It's no secret that OLED televisions produce the best quality HDTV images on the market today. It's also no secret that OLED sets are ludicrously, obscenely expensive compared to conventional LEDs. But what if there were a way to produce OLED-quality images at a fraction of their current price? Oh hey, there is.


-- For more information read the original article here.
After a brief wait, Epson's first batch of fitness trackers is reaching the US. To get things started, it's launching a new golf swing analyzer (the not so elegantly titled M-Tracer MT500GTII, below) that attaches to your club's grip and sends real-t... -- For more information read the original article here.

Apple may release its first Apple Watch by the end of March, 9to5Mac's Mark Gurman reports.

Citing sources familiar with Apple's retail plans, Gurman says Apple will ask one or two representatives from each US Apple Store (depending on the size and market) to visit Apple's corporate offices in California or Texas in early February, in order to train those employees on how to describe the watch and sell all its features.

Then, those employees will return to their respective cities and train their fellow Apple Store colleagues in the days leading up to the Apple Watch's public release date.

Gurman states “March is the current plan,” but that could change due to unforeseen delays in manufacturing and software development.

Gurman has been accurate and reliable in the past when it comes to Apple rumors — he clearly has viable sources within the company — so there's no reason to believe Apple won't have its Watch out by late March or early April barring any hiccups between now and then.

Apple plans to sell three versions of the Apple Watch: Apple Watch, Apple Watch Sport, and Apple Watch Edition, which will all have their own distinctive wristbands available for purchase. Apple says the most basic Apple Watch will cost $349, but official pricing has not yet been announced.

Here's more about the Apple Watch's features.


Join the conversation about this story »

-- For more information read the original article here.

The CES show floor just opened, and the chaos is real. Sift through it and you'll find Panasonic has a gem hiding out in its massive booth. We've already been told 12930821321312 times that that 4K is here, and while the screens are, the stuff to watch is still sparse. But Panasonic's new Blu-Ray prototype wants to make sure you can use every pixel possible.


-- For more information read the original article here.
Hey, Dell: you might not be the only one in town with an impossibly small laptop this year. Tipsters for 9to5Mac claim that the long-rumored 12-inch MacBook Air is not only real, but uses a "radically new" body that's much thinner and narrower than t... -- For more information read the original article here.

At this year's CES, Intel's keynote is all about the future of computing.

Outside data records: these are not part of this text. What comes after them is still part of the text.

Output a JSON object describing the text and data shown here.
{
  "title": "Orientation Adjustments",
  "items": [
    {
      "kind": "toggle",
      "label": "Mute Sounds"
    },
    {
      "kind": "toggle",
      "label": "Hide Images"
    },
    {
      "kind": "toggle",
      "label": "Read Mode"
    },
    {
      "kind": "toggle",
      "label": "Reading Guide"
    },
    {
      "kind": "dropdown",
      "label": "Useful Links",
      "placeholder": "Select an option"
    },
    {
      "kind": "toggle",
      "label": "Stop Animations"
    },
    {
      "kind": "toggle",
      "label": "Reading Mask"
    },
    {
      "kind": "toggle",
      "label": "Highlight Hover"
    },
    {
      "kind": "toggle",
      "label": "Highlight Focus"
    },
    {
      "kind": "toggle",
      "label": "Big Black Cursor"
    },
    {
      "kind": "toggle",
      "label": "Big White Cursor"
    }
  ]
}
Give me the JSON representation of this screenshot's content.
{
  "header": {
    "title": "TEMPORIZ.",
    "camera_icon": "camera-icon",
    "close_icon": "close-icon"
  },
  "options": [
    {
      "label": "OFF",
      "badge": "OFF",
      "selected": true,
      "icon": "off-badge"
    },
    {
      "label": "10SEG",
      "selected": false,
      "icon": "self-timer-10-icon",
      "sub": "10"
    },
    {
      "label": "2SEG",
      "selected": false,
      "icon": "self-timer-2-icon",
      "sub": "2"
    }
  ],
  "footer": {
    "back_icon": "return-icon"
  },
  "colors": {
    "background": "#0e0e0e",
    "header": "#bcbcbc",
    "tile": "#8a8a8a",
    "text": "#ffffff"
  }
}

It just unveiled the Curie, a computer that's literally the size of a button. It's just a prototype, but it's loaded with sensors and can run for extended periods of time.

Intel intends to use Curie for wearable devices. Since it's so small, the company says it'll be easier to create wearable gadgets that are slimmer and natural-looking.

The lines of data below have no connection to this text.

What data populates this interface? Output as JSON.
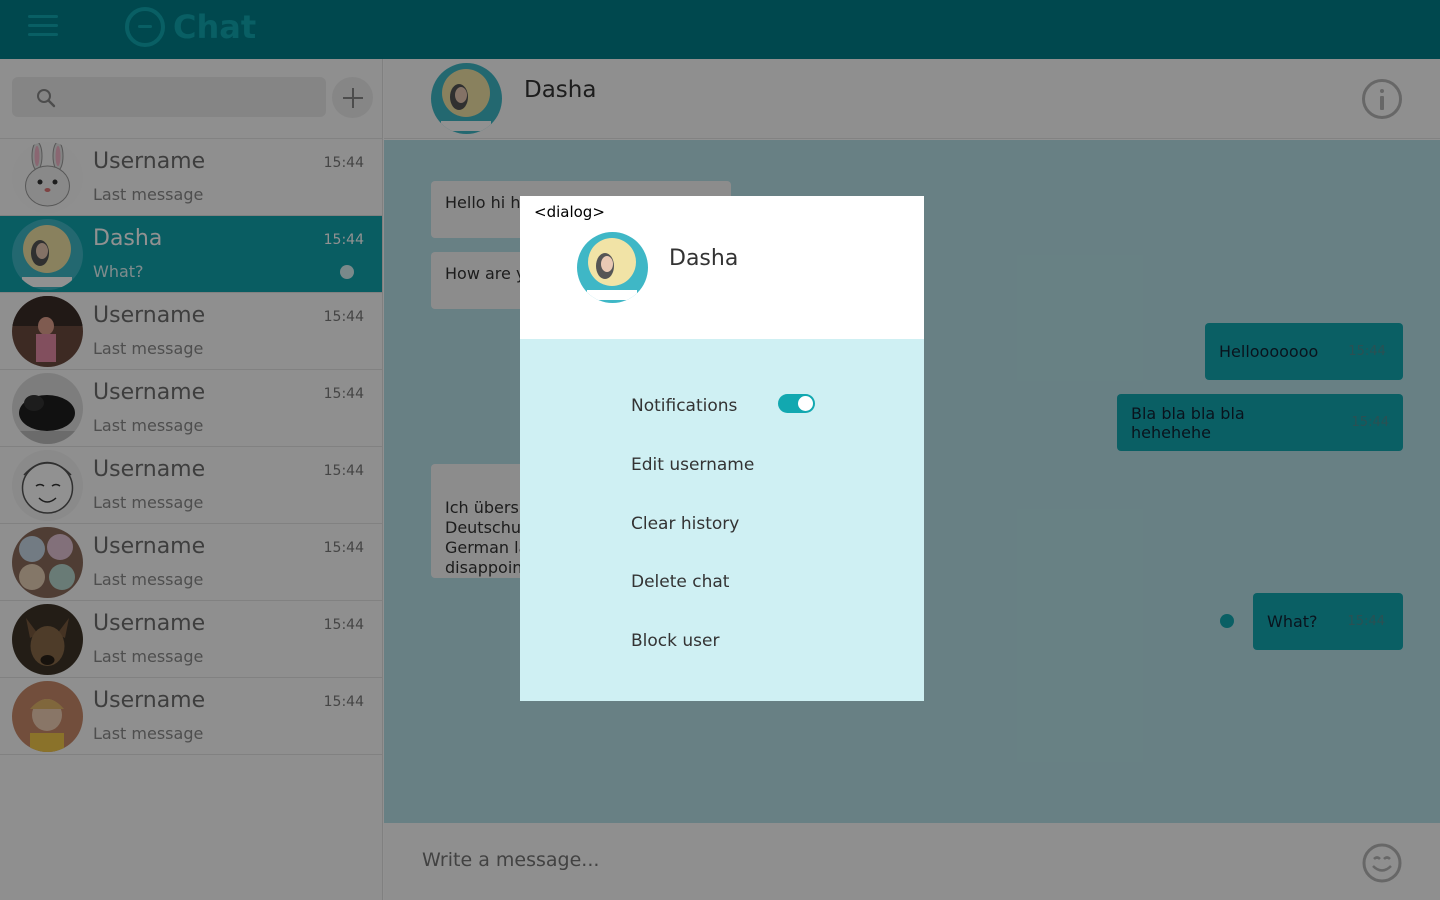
{
  "app": {
    "title": "Chat"
  },
  "sidebar": {
    "search": {
      "placeholder": ""
    },
    "chats": [
      {
        "name": "Username",
        "last": "Last message",
        "time": "15:44"
      },
      {
        "name": "Dasha",
        "last": "What?",
        "time": "15:44"
      },
      {
        "name": "Username",
        "last": "Last message",
        "time": "15:44"
      },
      {
        "name": "Username",
        "last": "Last message",
        "time": "15:44"
      },
      {
        "name": "Username",
        "last": "Last message",
        "time": "15:44"
      },
      {
        "name": "Username",
        "last": "Last message",
        "time": "15:44"
      },
      {
        "name": "Username",
        "last": "Last message",
        "time": "15:44"
      },
      {
        "name": "Username",
        "last": "Last message",
        "time": "15:44"
      }
    ]
  },
  "conversation": {
    "name": "Dasha",
    "incoming": [
      "Hello hi h",
      "How are y",
      "Ich übersp\nDeutschu\nGerman la\ndisappoin"
    ],
    "outgoing": [
      {
        "text": "Hellooooooo",
        "time": "15:44"
      },
      {
        "text": "Bla bla bla bla hehehehe",
        "time": "15:44"
      },
      {
        "text": "What?",
        "time": "15:44"
      }
    ]
  },
  "composer": {
    "placeholder": "Write a message..."
  },
  "dialog": {
    "tag": "<dialog>",
    "name": "Dasha",
    "options": {
      "notifications": "Notifications",
      "edit_username": "Edit username",
      "clear_history": "Clear history",
      "delete_chat": "Delete chat",
      "block_user": "Block user"
    },
    "notifications_on": true
  },
  "colors": {
    "topbar": "#007f8a",
    "accent": "#11a4ad",
    "messages_bg": "#b7e2e9",
    "dialog_body": "#cff0f3"
  },
  "icons": [
    "menu-icon",
    "chat-logo-icon",
    "search-icon",
    "plus-icon",
    "info-icon",
    "smiley-icon"
  ]
}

Although it's just a prototype, Curie is already capable of simple tasks like tracking steps, as Intel showcased on stage.

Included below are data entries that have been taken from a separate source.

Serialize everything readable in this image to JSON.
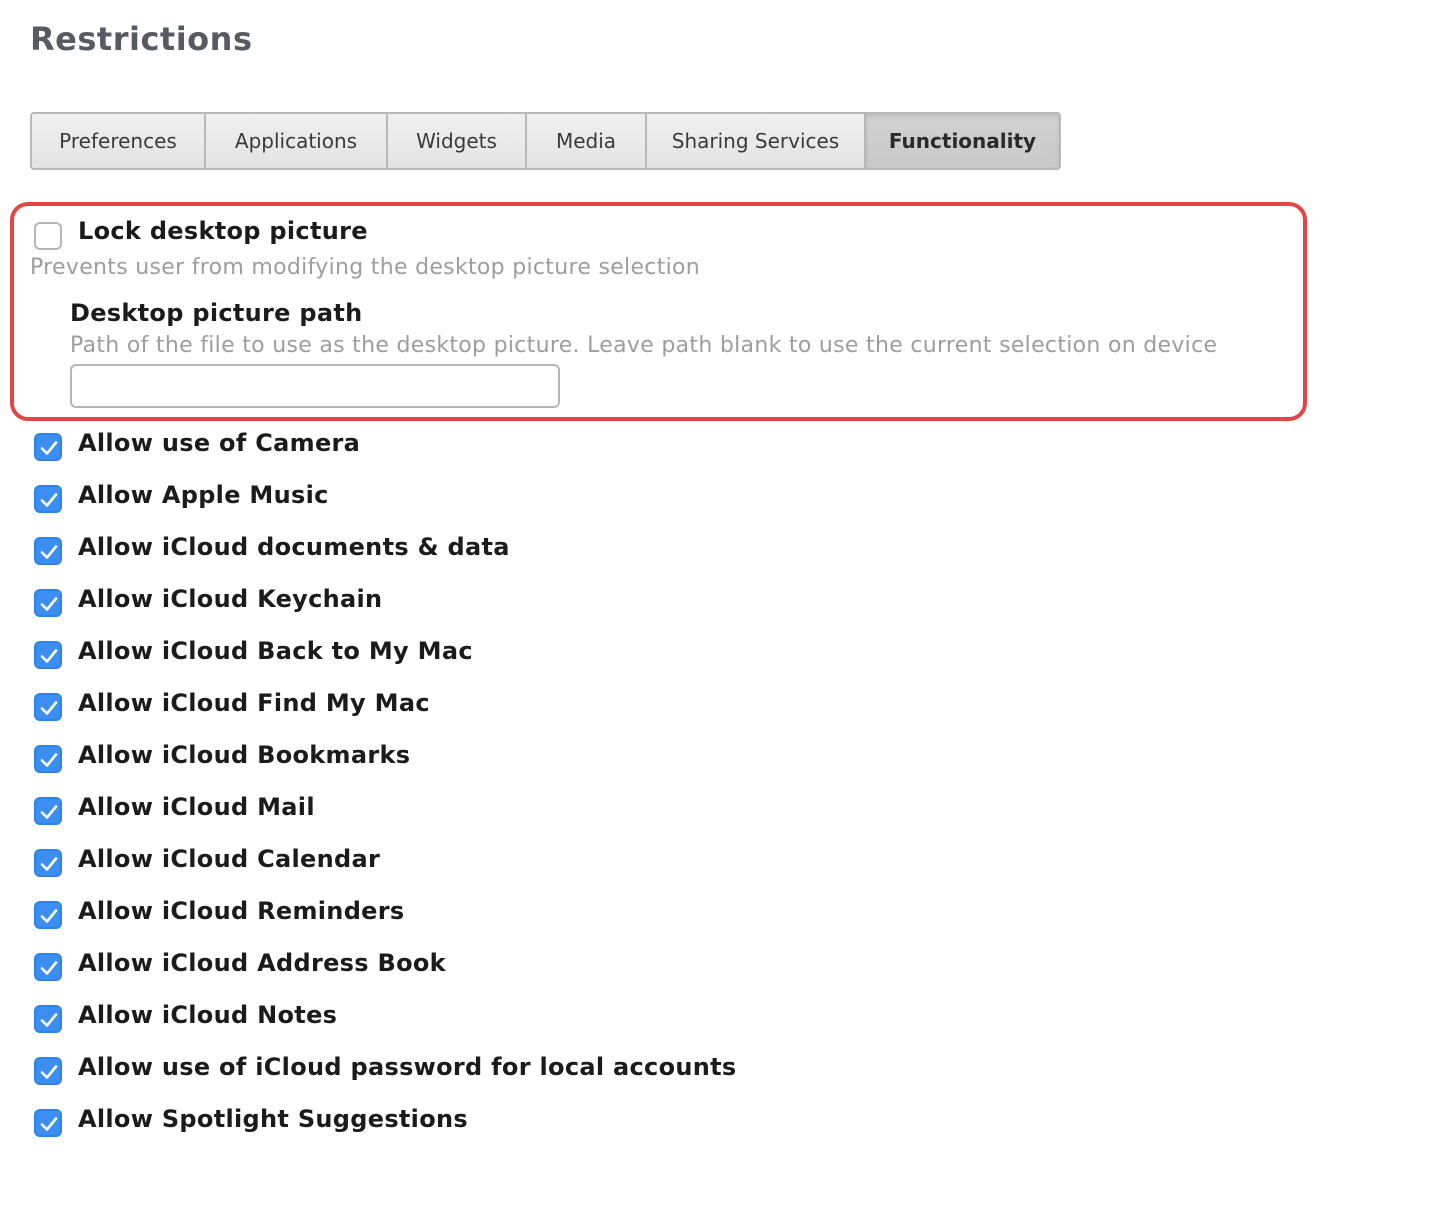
{
  "page_title": "Restrictions",
  "tabs": [
    {
      "label": "Preferences",
      "active": false
    },
    {
      "label": "Applications",
      "active": false
    },
    {
      "label": "Widgets",
      "active": false
    },
    {
      "label": "Media",
      "active": false
    },
    {
      "label": "Sharing Services",
      "active": false
    },
    {
      "label": "Functionality",
      "active": true
    }
  ],
  "lock_desktop": {
    "label": "Lock desktop picture",
    "checked": false,
    "description": "Prevents user from modifying the desktop picture selection"
  },
  "desktop_path": {
    "label": "Desktop picture path",
    "description": "Path of the file to use as the desktop picture. Leave path blank to use the current selection on device",
    "value": "",
    "placeholder": ""
  },
  "options": [
    {
      "label": "Allow use of Camera",
      "checked": true
    },
    {
      "label": "Allow Apple Music",
      "checked": true
    },
    {
      "label": "Allow iCloud documents & data",
      "checked": true
    },
    {
      "label": "Allow iCloud Keychain",
      "checked": true
    },
    {
      "label": "Allow iCloud Back to My Mac",
      "checked": true
    },
    {
      "label": "Allow iCloud Find My Mac",
      "checked": true
    },
    {
      "label": "Allow iCloud Bookmarks",
      "checked": true
    },
    {
      "label": "Allow iCloud Mail",
      "checked": true
    },
    {
      "label": "Allow iCloud Calendar",
      "checked": true
    },
    {
      "label": "Allow iCloud Reminders",
      "checked": true
    },
    {
      "label": "Allow iCloud Address Book",
      "checked": true
    },
    {
      "label": "Allow iCloud Notes",
      "checked": true
    },
    {
      "label": "Allow use of iCloud password for local accounts",
      "checked": true
    },
    {
      "label": "Allow Spotlight Suggestions",
      "checked": true
    }
  ],
  "colors": {
    "accent": "#3b8ff3",
    "highlight": "#e34543",
    "title": "#555b61",
    "description": "#9d9d9d"
  },
  "icons": {
    "checkmark": "checkmark-icon"
  }
}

In addition to shrinking down computing components to impressively small sizes, Intel also showcased exactly what it's 3-D cameras can do. Drone maker Ascending Technologies along with Intel demonstrated a new set of Firefly drones on stage that can see without being piloted by a human. These Firefly drones had six Intel Real Sense 3-D cameras embedded inside, which enabled them to see their environment and even navigate through an obstacle course.

Intel is also talking a lot about how to control computers through gestures rather than with a traditional keyboard and mouse. As one of its examples of how that tech can be used, the company demoed a 3D monitor that had a 3D camera embedded inside.

During the demo, the man was able to play a virtual piano without actually touching the screen. This allowed him to actually press virtual keys as if he was really playing a piano rather than just tapping a screen.

Intel hasn't implemented this type of technology in any real products yet, but it's an interesting concept.

intel realsense

SEE ALSO: Sony Just Solved The Biggest Problem With Google Glass

Join the conversation about this story »

-- For more information read the original article here.
One company is really making a splash at CES this year, and that company is Braven. Yesterday we gave you the news about three new speaker lines from the accessories manufacturer. Today, the press release flood continued with news of the US$99.99 Fus... -- For more information read the original article here.

The Internet Archive just dumped nearly 2,400 old MS-DOS video games into an easy-to-navigate repository. Every single one of the games is free to play in your browser. Some of the games are classics. Some of them are hilariously obscure. And some of them are porn—which is something you probably didn't realize existed on MS-DOS.


-- For more information read the original article here.
Responsive Surface Technology (ReST) is taking sleep tracking to its logical conclusion with its smart bed. The ReST bed, which debuted today at CES, features a proprietary smart fabric and sensors to track your sleep habits, and it uses that data to... -- For more information read the original article here.
Here's something a little different: Air Camera + (US$2.99) is a streaming app that captures the video and audio from your iPhone or iPad and streams it to your AppleTV. Beyond that, the app allows you to add real-time effects like sepia tones or ca... -- For more information read the original article here.
Click to access the login or register cheese